A structured mentoring program, in which apprentices do the work and an older mentor acts as a coach and trainer, develops productive line techs faster, Harkins says.
The mentor is the team leader who oversees five or six apprentices, he says. “His responsibility is to make them journeymen technicians. The mentor’s incentive is that his pay is based on how many hours his apprentices produce and the measurable progress they make towards becoming line techs.”
Harkins acknowledges that the concept has been hard to sell to many dealerships because it initially reduces production and raises costs. Instead of generating his own flat-rate hours, the experienced tech is mentoring green apprentices, who might produce only three or four hours a day at first.
But Wright says the higher initial cost is an investment. He used advice from Harkins and others to shape Shaheen Chevrolet’s mentoring program. It pays mentors so they make at least as much as they did wrenching.
“This isn’t a fast fix for anything, it’s a long-term program,” Wright says. “You have to have the owner’s backing to do something like this, because the initial cost of sale for this mentor program is probably 35 to 40 percent higher than for a normal A tech.”

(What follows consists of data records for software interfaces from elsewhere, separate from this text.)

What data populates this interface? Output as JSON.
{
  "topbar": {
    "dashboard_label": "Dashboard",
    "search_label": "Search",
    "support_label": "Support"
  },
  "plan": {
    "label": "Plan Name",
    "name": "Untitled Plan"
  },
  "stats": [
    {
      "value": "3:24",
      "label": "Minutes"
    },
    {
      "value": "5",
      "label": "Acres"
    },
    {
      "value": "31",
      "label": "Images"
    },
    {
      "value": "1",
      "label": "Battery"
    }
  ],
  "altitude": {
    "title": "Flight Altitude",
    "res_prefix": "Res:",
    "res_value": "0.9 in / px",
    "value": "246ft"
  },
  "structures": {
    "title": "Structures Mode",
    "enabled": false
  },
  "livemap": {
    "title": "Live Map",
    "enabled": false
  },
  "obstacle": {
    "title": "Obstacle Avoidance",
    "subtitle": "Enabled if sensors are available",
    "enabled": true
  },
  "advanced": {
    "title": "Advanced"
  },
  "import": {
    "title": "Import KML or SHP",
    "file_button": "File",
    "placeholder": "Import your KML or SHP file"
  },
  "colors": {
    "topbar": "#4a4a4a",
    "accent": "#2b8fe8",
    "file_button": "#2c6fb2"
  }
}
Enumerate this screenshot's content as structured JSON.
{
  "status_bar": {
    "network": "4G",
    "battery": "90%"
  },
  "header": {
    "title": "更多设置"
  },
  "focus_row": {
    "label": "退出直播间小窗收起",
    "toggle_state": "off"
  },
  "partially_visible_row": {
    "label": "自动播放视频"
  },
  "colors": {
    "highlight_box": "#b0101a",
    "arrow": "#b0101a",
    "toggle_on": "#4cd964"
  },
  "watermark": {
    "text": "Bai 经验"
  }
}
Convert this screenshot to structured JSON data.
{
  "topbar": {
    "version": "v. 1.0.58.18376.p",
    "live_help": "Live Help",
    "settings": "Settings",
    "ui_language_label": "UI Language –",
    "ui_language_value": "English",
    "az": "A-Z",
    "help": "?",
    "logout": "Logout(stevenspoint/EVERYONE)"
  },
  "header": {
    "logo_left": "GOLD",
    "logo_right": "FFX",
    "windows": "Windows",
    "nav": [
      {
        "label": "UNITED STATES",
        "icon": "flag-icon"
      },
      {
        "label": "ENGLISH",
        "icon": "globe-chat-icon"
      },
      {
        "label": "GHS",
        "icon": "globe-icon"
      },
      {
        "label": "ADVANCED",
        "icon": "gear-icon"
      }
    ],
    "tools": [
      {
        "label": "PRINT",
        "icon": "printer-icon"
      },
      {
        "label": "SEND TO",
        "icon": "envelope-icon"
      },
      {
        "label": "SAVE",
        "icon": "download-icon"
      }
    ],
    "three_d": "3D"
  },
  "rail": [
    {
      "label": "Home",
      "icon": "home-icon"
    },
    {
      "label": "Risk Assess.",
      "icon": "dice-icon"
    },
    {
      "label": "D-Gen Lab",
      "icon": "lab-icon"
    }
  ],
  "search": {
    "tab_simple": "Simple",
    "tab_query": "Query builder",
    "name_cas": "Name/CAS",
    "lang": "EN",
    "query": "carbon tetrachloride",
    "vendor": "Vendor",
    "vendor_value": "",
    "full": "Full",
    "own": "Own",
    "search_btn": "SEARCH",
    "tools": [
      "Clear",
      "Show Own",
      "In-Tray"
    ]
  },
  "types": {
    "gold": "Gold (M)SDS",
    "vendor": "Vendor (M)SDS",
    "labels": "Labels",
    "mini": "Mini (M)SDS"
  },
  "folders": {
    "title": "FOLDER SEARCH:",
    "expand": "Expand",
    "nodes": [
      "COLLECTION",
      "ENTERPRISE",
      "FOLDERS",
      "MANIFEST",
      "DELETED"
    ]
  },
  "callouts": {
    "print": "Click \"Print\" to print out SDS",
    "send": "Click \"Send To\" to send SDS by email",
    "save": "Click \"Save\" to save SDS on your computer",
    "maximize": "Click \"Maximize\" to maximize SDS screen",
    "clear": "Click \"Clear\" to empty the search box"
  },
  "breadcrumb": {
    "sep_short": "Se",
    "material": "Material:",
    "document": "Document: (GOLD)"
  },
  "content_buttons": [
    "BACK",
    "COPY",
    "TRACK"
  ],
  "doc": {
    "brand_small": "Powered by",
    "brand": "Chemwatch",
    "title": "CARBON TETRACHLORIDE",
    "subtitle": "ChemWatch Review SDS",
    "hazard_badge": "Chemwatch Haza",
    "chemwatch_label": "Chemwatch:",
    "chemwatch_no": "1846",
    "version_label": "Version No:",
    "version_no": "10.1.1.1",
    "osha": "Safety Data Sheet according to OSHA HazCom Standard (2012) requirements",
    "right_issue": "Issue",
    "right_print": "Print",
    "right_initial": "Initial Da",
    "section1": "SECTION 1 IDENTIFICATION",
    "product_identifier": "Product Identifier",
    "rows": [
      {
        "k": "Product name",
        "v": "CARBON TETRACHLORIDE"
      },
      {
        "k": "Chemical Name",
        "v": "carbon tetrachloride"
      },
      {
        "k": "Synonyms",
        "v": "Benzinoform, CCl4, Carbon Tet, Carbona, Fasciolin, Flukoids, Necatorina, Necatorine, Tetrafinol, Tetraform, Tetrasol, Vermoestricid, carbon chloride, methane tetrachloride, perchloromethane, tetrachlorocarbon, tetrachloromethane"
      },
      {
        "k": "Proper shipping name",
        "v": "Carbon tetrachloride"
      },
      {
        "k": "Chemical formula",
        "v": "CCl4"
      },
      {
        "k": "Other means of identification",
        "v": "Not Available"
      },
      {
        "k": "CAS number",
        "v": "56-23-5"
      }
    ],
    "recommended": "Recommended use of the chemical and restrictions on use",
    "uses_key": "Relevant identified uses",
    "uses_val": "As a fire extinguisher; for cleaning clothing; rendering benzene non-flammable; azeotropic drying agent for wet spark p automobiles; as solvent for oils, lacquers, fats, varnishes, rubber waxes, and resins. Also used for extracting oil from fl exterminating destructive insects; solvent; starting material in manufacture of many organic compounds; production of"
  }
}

Once C-level apprentices become B or A techs working on their own, Wright sees the investment paying off.
“As the apprentices become more productive and more knowledgeable, the mentor’s piece of this becomes less,” he adds. “That raises the capacity in my shop and drives down my cost of sale. In a shop with 60 technicians, if [initially] I’m paying two of them considerably higher to train five, I can live with that.”
Other dealerships and dealership groups, such as Ganley Automotive Group, headquartered in northeast Ohio, and West Herr Auto Group in suburban Buffalo, N.Y., have developed sophisticated mentoring programs for service technicians.
At Todd Wenzel Buick-GMC in Davison, Mich., fixed operations director Scott Kohagen started a program about seven years ago, when one of his best techs developed multiple sclerosis at age 40 and could not turn wrenches.